Guam - One of the Guam Power Authority's most efficient base load generators has been down since last year. But could its repair result in lower power bills?
Cabras 3 produces 39 megawatts of power, but in the last few months, GPA's most modern and efficient unit has been offline. "In late 2012, we discovered cracks similar to this on the shaft of the generator. So what did we do? We immediately shut the unit down and started working on a recovery plan to return this unit to service," explained GPA assistant general manager for operations Melinda Camacho. She said that plan has its crew, its manufacturers and performance management contractors hard at work.
"And involved in that recovery plan was identifying resources, tools, equipment, technical experts to get us to where we need to be where is this unit back online," Camacho added.
The recovery process requires that Cabras 3 be disassembled and the rotor shaft be replaced. The rotor shaft basically is what's connected to the engine and part of the turning motion that creates a magnetic field ultimately generating power for GPA. After inspection and analysis, the utility agency will decide if a new rotor disc is needed but in the meantime, the generator will be overhauled, serviced and prepared for reassembly.
So what does this mean for the customer? Camacho says the Levelized Energy Adjustment Clause filed in February already reflects that Cabras 3 isn't available, so a portion of that increase in your power bill came as a result of the system being down. So once repaired, will power bills go down?
"Possibly, remember LEAC also is the price of fuel, so we can't look to the future to see if fuel will go down or how much it will go up if does, but this definitely will help," Camacho stated.
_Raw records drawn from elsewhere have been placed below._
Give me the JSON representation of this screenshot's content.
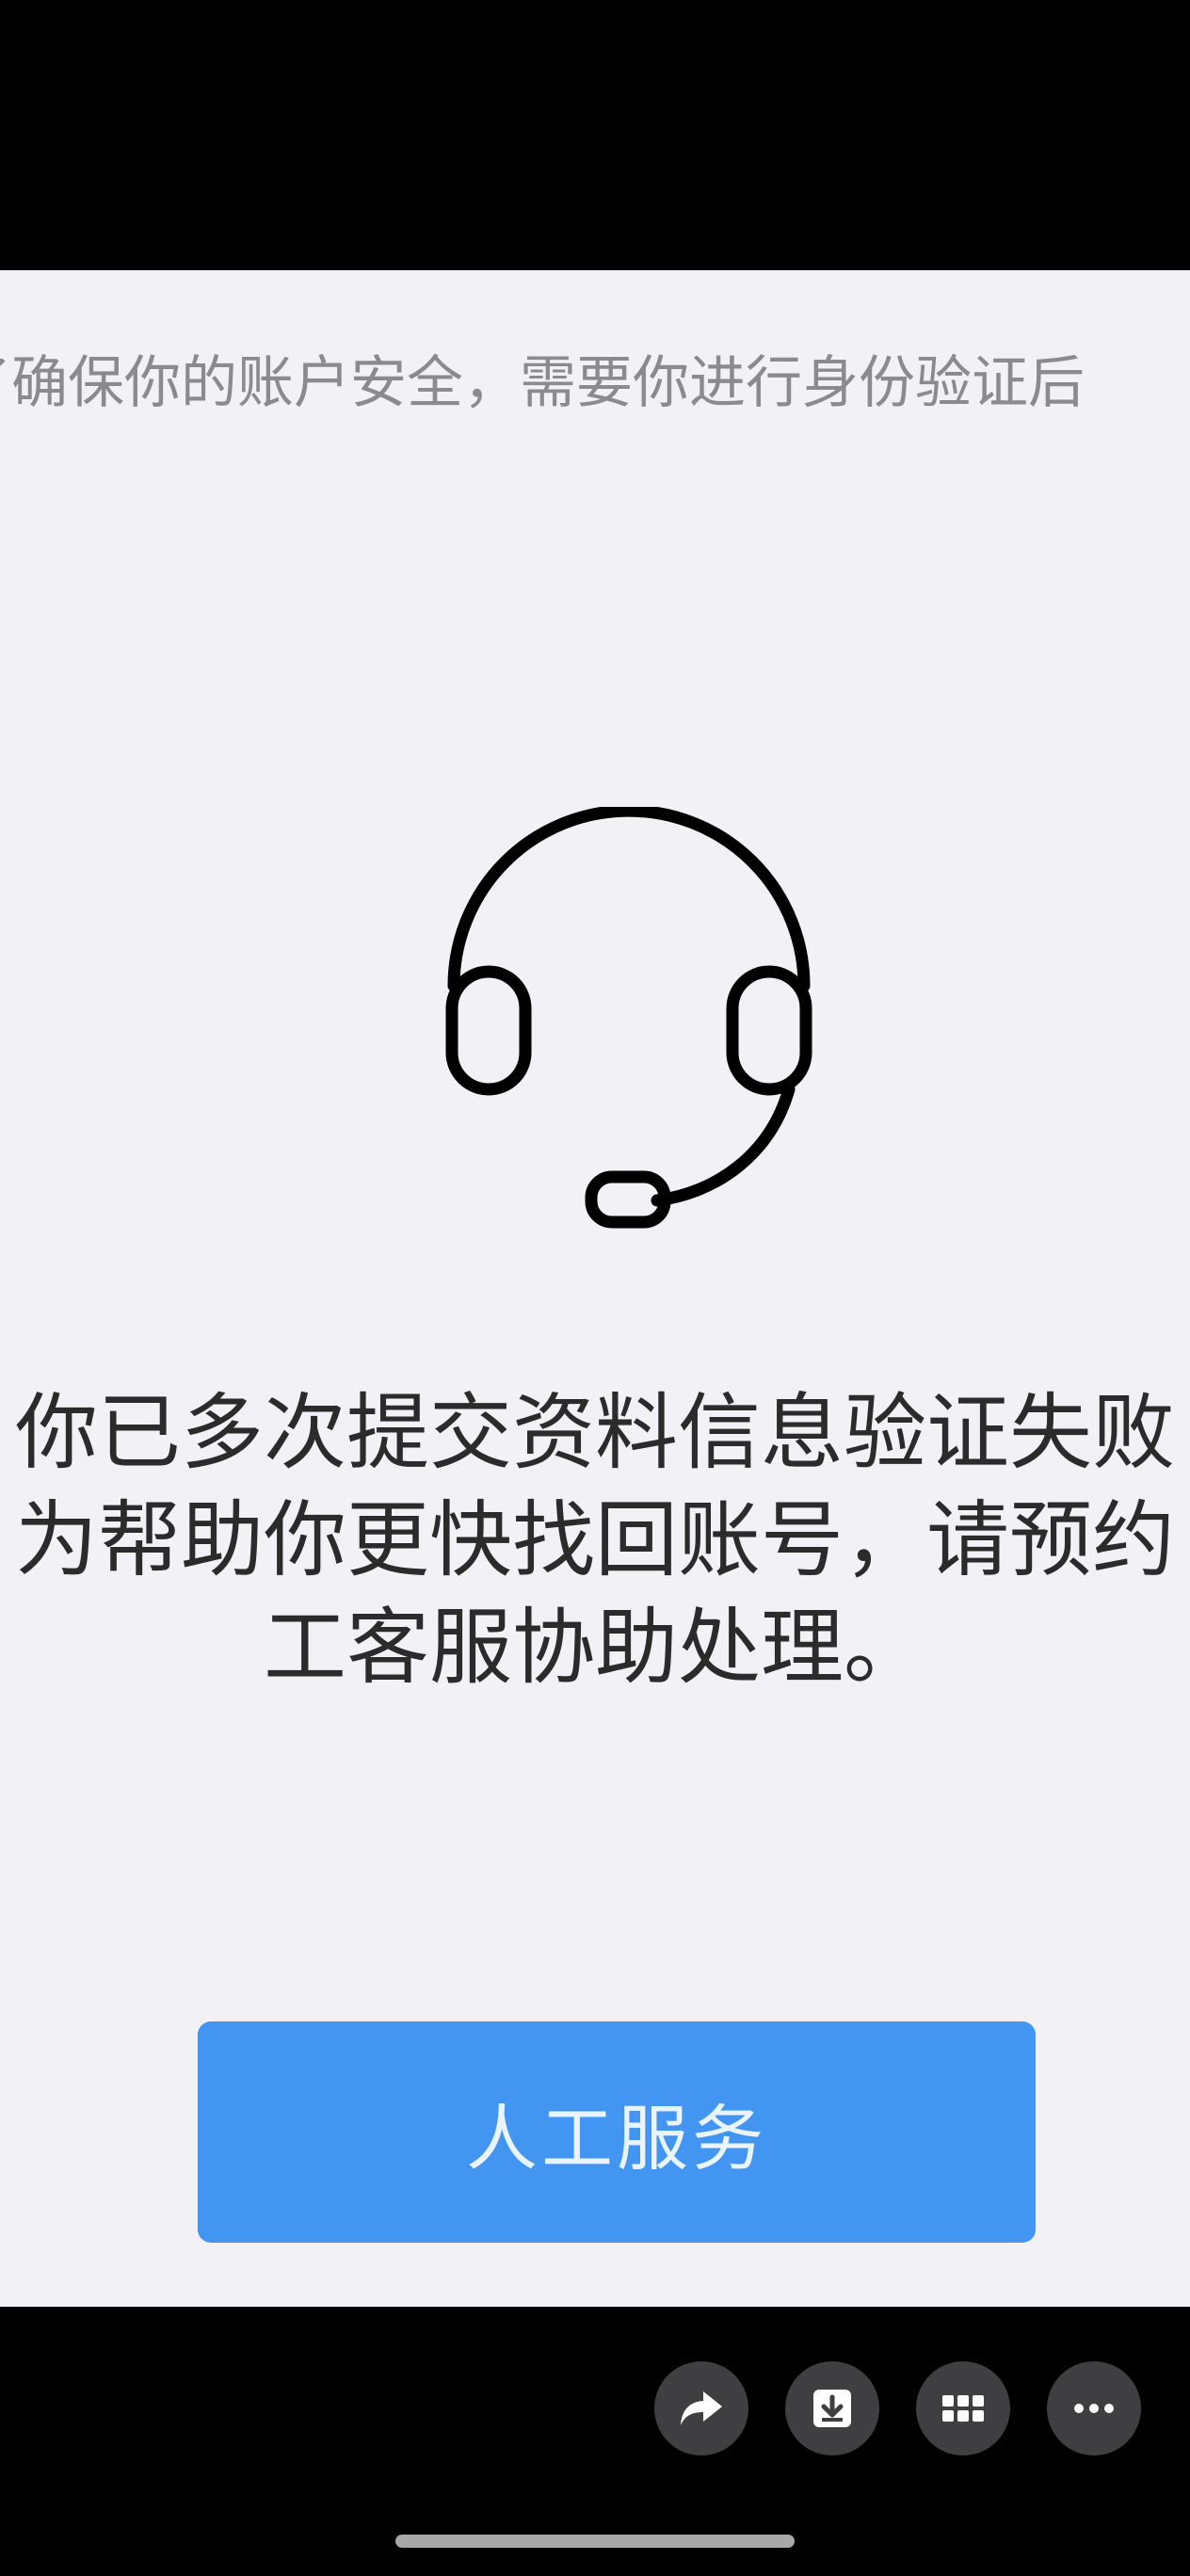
{
  "notice": {
    "text": "了确保你的账户安全，需要你进行身份验证后"
  },
  "icon": {
    "name": "headset-icon"
  },
  "message": {
    "line1": "你已多次提交资料信息验证失败",
    "line2": "为帮助你更快找回账号，请预约",
    "line3": "工客服协助处理。"
  },
  "button": {
    "label": "人工服务",
    "color": "#4296f2"
  },
  "toolbar": {
    "icons": [
      "share-icon",
      "download-icon",
      "grid-icon",
      "more-icon"
    ]
  },
  "colors": {
    "background": "#f1f1f6",
    "text": "#2b2b2b",
    "muted": "#8a8a8f"
  }
}
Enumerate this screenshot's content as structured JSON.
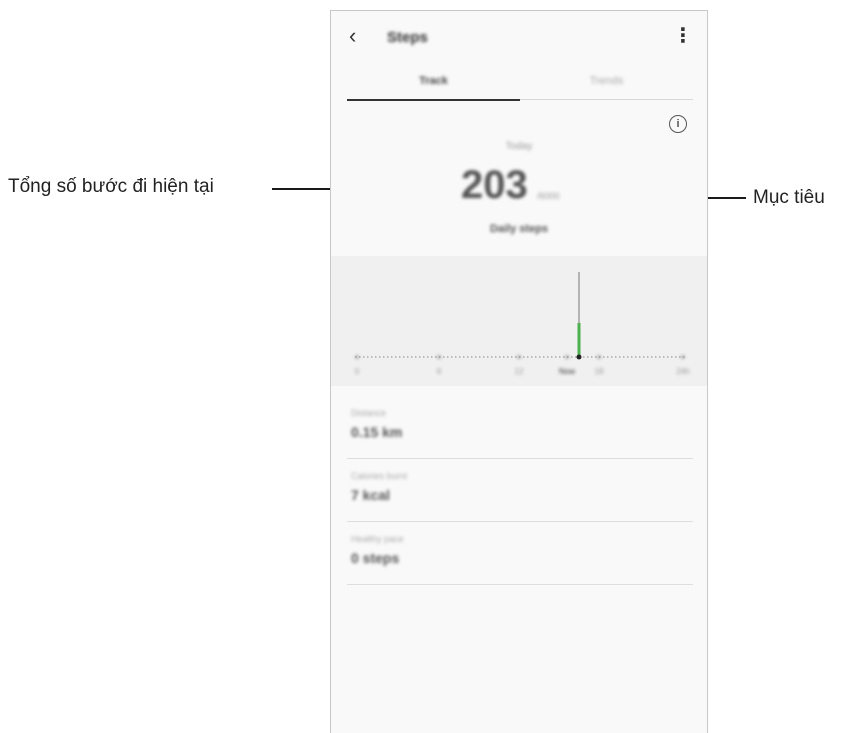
{
  "callouts": {
    "current_steps": "Tổng số bước đi hiện tại",
    "goal": "Mục tiêu"
  },
  "appbar": {
    "back_icon": "chevron-left-icon",
    "title": "Steps",
    "more_icon": "kebab-menu-icon"
  },
  "tabs": [
    {
      "label": "Track",
      "active": true
    },
    {
      "label": "Trends",
      "active": false
    }
  ],
  "summary": {
    "info_icon": "info-icon",
    "period": "Today",
    "steps": "203",
    "goal": "/6000",
    "caption": "Daily steps"
  },
  "chart_data": {
    "type": "bar",
    "x_ticks": [
      "0",
      "6",
      "12",
      "Now",
      "18",
      "24h"
    ],
    "accent_color": "#4caf50"
  },
  "stats": [
    {
      "label": "Distance",
      "value": "0.15 km"
    },
    {
      "label": "Calories burnt",
      "value": "7 kcal"
    },
    {
      "label": "Healthy pace",
      "value": "0 steps"
    }
  ]
}
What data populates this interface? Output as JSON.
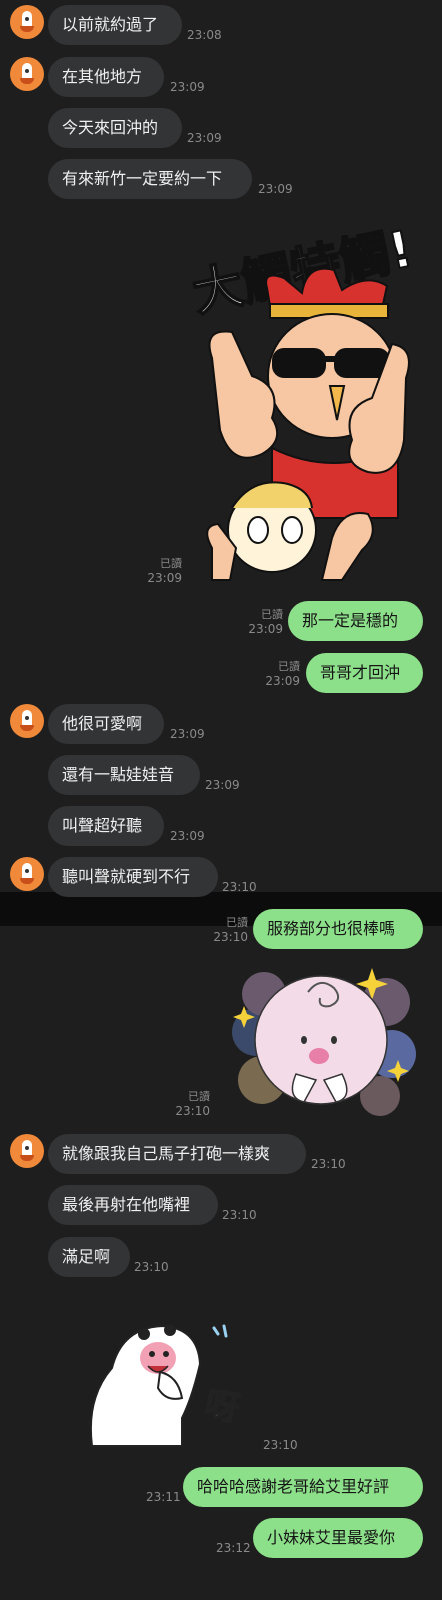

While GPA does have enough baseload to serve its customers, Camacho hopes the project is on scope, on time and on budget or approximately $4.5 million. Completion is expected by September.